The way I choose to do it for my site is to use the new Web Jobs feature that is in preview right now. The web jobs feature lets you run a script or executable as a continuously running job inside a website. What I did was to build a small executable that within a never-ending while loop every five minutes accesses the front-page of my website.
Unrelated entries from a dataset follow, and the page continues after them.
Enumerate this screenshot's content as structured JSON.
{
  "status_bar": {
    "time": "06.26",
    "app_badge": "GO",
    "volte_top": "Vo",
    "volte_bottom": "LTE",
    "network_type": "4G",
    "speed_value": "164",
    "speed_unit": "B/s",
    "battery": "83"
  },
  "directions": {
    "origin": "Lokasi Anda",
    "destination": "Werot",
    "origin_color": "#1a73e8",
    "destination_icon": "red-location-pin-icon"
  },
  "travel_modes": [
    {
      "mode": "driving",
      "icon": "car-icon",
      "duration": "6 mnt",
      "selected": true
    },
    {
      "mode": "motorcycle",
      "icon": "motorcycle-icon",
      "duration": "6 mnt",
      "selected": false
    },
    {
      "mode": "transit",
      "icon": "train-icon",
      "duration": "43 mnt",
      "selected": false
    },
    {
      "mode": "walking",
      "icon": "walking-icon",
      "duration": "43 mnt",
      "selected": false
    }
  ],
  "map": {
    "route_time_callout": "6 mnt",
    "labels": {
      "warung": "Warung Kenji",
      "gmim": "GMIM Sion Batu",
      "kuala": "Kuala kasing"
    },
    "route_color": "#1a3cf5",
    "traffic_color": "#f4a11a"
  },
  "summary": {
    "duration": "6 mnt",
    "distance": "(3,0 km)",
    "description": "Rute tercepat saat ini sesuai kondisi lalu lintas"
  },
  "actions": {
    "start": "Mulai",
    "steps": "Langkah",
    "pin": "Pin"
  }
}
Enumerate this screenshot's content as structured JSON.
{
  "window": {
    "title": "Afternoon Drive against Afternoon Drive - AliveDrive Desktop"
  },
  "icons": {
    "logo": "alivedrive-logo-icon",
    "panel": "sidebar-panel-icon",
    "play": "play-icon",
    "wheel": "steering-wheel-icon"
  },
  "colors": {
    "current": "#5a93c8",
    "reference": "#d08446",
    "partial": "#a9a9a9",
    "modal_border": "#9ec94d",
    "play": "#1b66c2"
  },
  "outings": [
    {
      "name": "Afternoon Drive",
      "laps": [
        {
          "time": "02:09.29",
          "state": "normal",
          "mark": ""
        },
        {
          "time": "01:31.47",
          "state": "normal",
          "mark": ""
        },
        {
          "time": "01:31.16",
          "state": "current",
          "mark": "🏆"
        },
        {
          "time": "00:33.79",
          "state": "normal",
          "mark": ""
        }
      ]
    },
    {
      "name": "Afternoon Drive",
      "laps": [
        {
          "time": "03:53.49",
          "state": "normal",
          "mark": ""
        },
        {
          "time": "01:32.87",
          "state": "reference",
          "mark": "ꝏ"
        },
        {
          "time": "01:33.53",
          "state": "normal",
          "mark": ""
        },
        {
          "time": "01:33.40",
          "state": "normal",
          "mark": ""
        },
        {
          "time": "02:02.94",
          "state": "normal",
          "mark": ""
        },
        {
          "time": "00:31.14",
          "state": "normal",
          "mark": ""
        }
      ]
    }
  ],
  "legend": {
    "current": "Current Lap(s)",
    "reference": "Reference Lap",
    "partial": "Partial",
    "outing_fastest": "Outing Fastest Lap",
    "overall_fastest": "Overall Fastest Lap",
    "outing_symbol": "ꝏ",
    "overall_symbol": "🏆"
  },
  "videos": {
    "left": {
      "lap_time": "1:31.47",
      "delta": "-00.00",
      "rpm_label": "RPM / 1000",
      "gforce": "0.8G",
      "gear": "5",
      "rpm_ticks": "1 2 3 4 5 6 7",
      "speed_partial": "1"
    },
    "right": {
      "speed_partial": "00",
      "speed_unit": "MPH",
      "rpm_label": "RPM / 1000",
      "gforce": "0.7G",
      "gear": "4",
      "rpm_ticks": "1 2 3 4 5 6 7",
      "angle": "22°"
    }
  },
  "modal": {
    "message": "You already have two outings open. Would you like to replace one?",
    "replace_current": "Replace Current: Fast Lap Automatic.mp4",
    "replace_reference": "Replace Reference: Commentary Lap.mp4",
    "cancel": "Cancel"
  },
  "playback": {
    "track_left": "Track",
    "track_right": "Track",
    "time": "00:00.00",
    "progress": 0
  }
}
This way my application pool is never unloaded and my site is always ready to serve users.
My code looks like this:
using System;
using System.Collections.Generic;
using System.Configuration;
using System.Diagnostics;
using System.Linq;
using System.Net.Http;
using System.Text;
using System.Threading.Tasks;

namespace SJKP.AzureKeepWarm
class Program
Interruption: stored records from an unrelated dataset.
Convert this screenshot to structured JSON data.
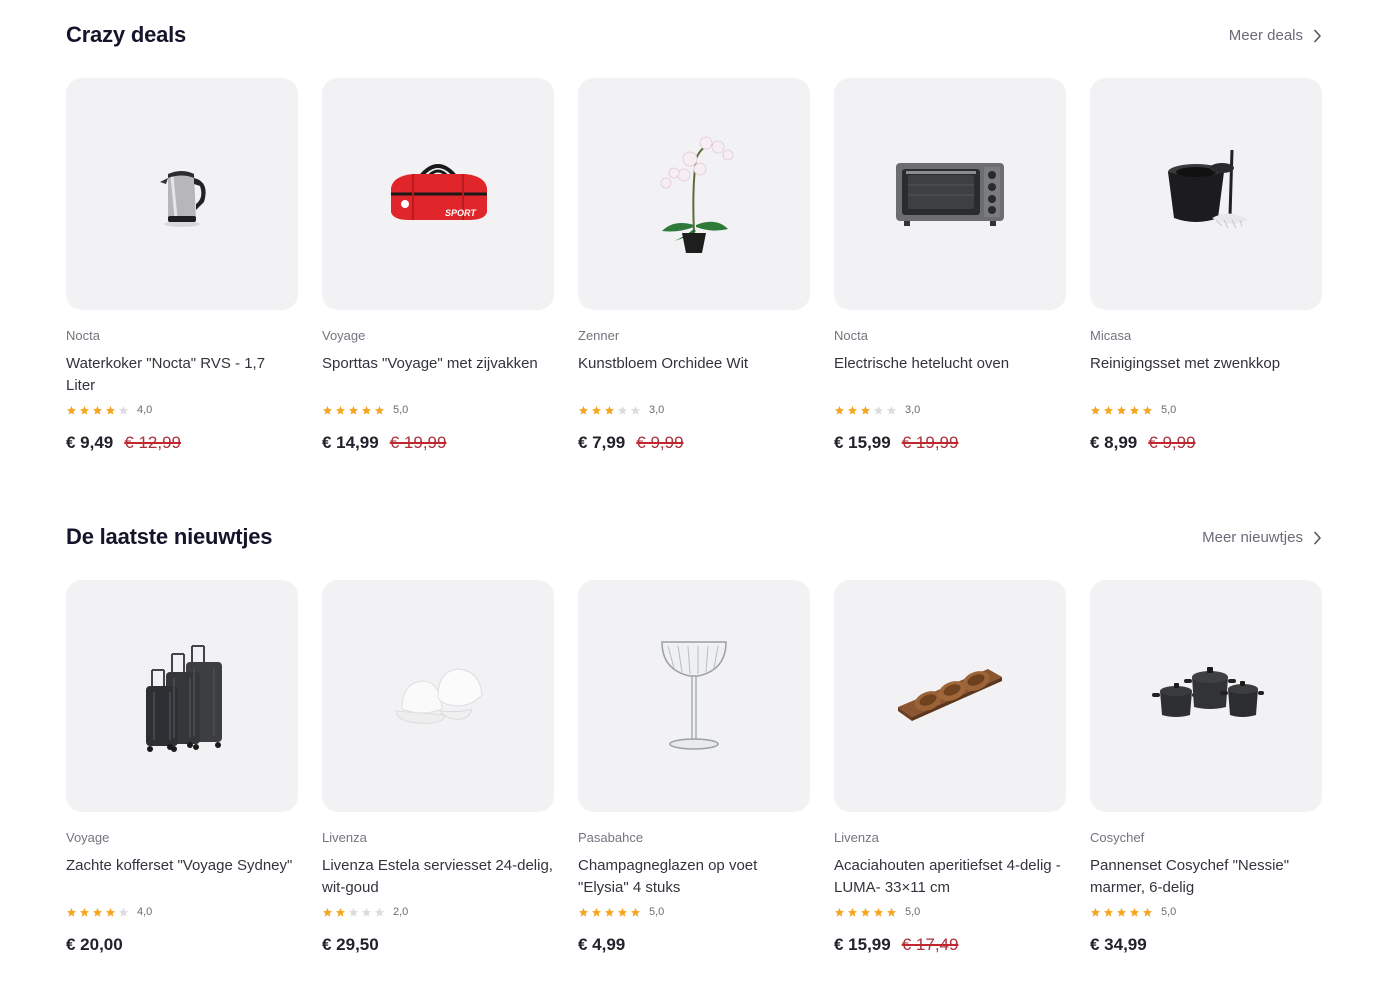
{
  "colors": {
    "accent_star": "#f5a623",
    "star_empty": "#dcdce0",
    "strike": "#c1272d",
    "card_bg": "#f2f2f4"
  },
  "sections": [
    {
      "title": "Crazy deals",
      "more_label": "Meer deals",
      "products": [
        {
          "brand": "Nocta",
          "name": "Waterkoker \"Nocta\" RVS - 1,7 Liter",
          "rating": 4,
          "rating_label": "4,0",
          "price": "€ 9,49",
          "old_price": "€ 12,99",
          "icon": "kettle-image"
        },
        {
          "brand": "Voyage",
          "name": "Sporttas \"Voyage\" met zijvakken",
          "rating": 5,
          "rating_label": "5,0",
          "price": "€ 14,99",
          "old_price": "€ 19,99",
          "icon": "sports-bag-image"
        },
        {
          "brand": "Zenner",
          "name": "Kunstbloem Orchidee Wit",
          "rating": 3,
          "rating_label": "3,0",
          "price": "€ 7,99",
          "old_price": "€ 9,99",
          "icon": "orchid-image"
        },
        {
          "brand": "Nocta",
          "name": "Electrische hetelucht oven",
          "rating": 3,
          "rating_label": "3,0",
          "price": "€ 15,99",
          "old_price": "€ 19,99",
          "icon": "oven-image"
        },
        {
          "brand": "Micasa",
          "name": "Reinigingsset met zwenkkop",
          "rating": 5,
          "rating_label": "5,0",
          "price": "€ 8,99",
          "old_price": "€ 9,99",
          "icon": "mop-bucket-image"
        }
      ]
    },
    {
      "title": "De laatste nieuwtjes",
      "more_label": "Meer nieuwtjes",
      "products": [
        {
          "brand": "Voyage",
          "name": "Zachte kofferset \"Voyage Sydney\"",
          "rating": 4,
          "rating_label": "4,0",
          "price": "€ 20,00",
          "old_price": "",
          "icon": "suitcase-set-image"
        },
        {
          "brand": "Livenza",
          "name": "Livenza Estela serviesset 24-delig, wit-goud",
          "rating": 2,
          "rating_label": "2,0",
          "price": "€ 29,50",
          "old_price": "",
          "icon": "dinnerware-image"
        },
        {
          "brand": "Pasabahce",
          "name": "Champagneglazen op voet \"Elysia\" 4 stuks",
          "rating": 5,
          "rating_label": "5,0",
          "price": "€ 4,99",
          "old_price": "",
          "icon": "champagne-glass-image"
        },
        {
          "brand": "Livenza",
          "name": "Acaciahouten aperitiefset 4-delig -LUMA- 33×11 cm",
          "rating": 5,
          "rating_label": "5,0",
          "price": "€ 15,99",
          "old_price": "€ 17,49",
          "icon": "wooden-tray-image"
        },
        {
          "brand": "Cosychef",
          "name": "Pannenset Cosychef \"Nessie\" marmer, 6-delig",
          "rating": 5,
          "rating_label": "5,0",
          "price": "€ 34,99",
          "old_price": "",
          "icon": "cookware-set-image"
        }
      ]
    }
  ]
}
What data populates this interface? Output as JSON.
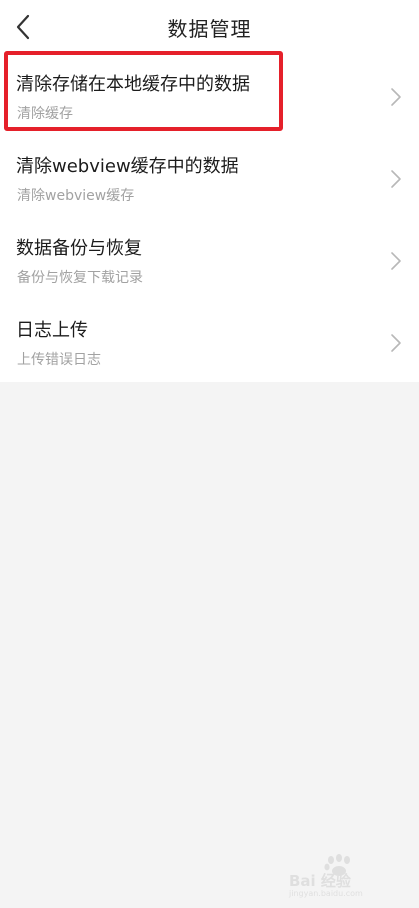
{
  "header": {
    "title": "数据管理",
    "back_icon": "chevron-left-icon"
  },
  "items": [
    {
      "title": "清除存储在本地缓存中的数据",
      "subtitle": "清除缓存"
    },
    {
      "title": "清除webview缓存中的数据",
      "subtitle": "清除webview缓存"
    },
    {
      "title": "数据备份与恢复",
      "subtitle": "备份与恢复下载记录"
    },
    {
      "title": "日志上传",
      "subtitle": "上传错误日志"
    }
  ],
  "colors": {
    "highlight": "#e5202a",
    "background": "#f4f4f4",
    "subtitle": "#a2a2a2"
  },
  "watermark": {
    "text": "Bai 经验",
    "subtext": "jingyan.baidu.com"
  }
}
static void Main(string[] args)
var runner = new Runner();
var siteUrl = ConfigurationManager.AppSettings["SiteUrl"];
var waitTime = int.Parse(ConfigurationManager.AppSettings["WaitTime"]);



private class Runner
private HttpClient client = new HttpClient();

public async Task HitSite(string siteUrl, int waitTime)
while (true)
var request = await client.GetAsync(new Uri(siteUrl));
Trace.TraceInformation("{0}: {1}", DateTime.Now, request.StatusCode);
catch (Exception ex)
await Task.Delay(waitTime * 1000);
And here’s my configuration file with a wait time of 300 seconds (5 minutes):
<?xml version="1.0" encoding="utf-8" ?>
<supportedRuntime version="v4.0" sku=".NETFramework,Version=v4.5" />
<add key="SiteUrl" value=""/>
<add key="WaitTime" value="300"/>
<trace autoflush="true">
<add name="configConsoleListener"
type="System.Diagnostics.ConsoleTraceListener" />
One thing I noticed when you try to upload the zip file containing all your files for your Web Job, be sure that the files are directly within the zip file and not in some subfolder, as the upload otherwise will fail.

Avoid automatic recycle of Azure Cloud Services Web Role

If you have a web role, it will suffer from the same problem as the azure websites. This is not due to Microsoft trying to save money though, but simply due to the default configuration of an IIS Application pool that is set to have an idle-timeout of 20 minutes. So if you don’t change this and your site is not accessed for 20 minutes it will automatically shutdown the work process, resulting in long load times for the first user to access the site afterwards. Another default feature that you might as well disable is the default application pool recycle that is set to happen every 1740 minutes.

The simplest way to change this that I have found is to include a script with your package, which is configured to run as a startup script, every time the role is restarted.
For this to work include the following script in a startup.cmd file that you place in a folder called Startup in your web role project.
REM *** Prevent the IIS app pools from shutting down due to being idle.
%windir%\system32\inetsrv\appcmd set config -section:applicationPools -applicationPoolDefaults.processModel.idleTimeout:00:00:00

REM *** Prevent IIS app pool recycles from recycling on the default schedule of 1740 minutes (29 hours).
%windir%\system32\inetsrv\appcmd set config -section:applicationPools -applicationPoolDefaults.recycling.periodicRestart.time:00:00:00
Set the Copy to output directory to copy always so it becomes part of the package.
In the service definition.csdef for your Azure Cloud Service project you have to add the line
<Task commandLine="Startup\Startup.cmd" executionContext="elevated" />
to ensure that startup.cmd script is called. The WebRole part of my ServiceDefinition.csdef files looks like the following:
<WebRole name="StatsOfPoE.WebRole" vmsize="ExtraSmall">
<Site name="Web">
<Binding name="Endpoint1" endpointName="Endpoint1" />
<InputEndpoint name="Endpoint1" protocol="http" port="80" />
<Import moduleName="Diagnostics" />
<Setting name="Microsoft.ServiceBus.ConnectionString" />
<Setting name="Microsoft.ServiceBus.QueueName" />
<Setting name="Microsoft.ServiceBus.HighPriorityQueueName" />
<Setting name="DataConnectionString" />
<Setting name="RefreshTime"/>
<Task commandLine="Startup\Startup.cmd" executionContext="elevated" />
When this is done and you redeploy your solution, it will no long automatically recycle or shutdown = good stuff.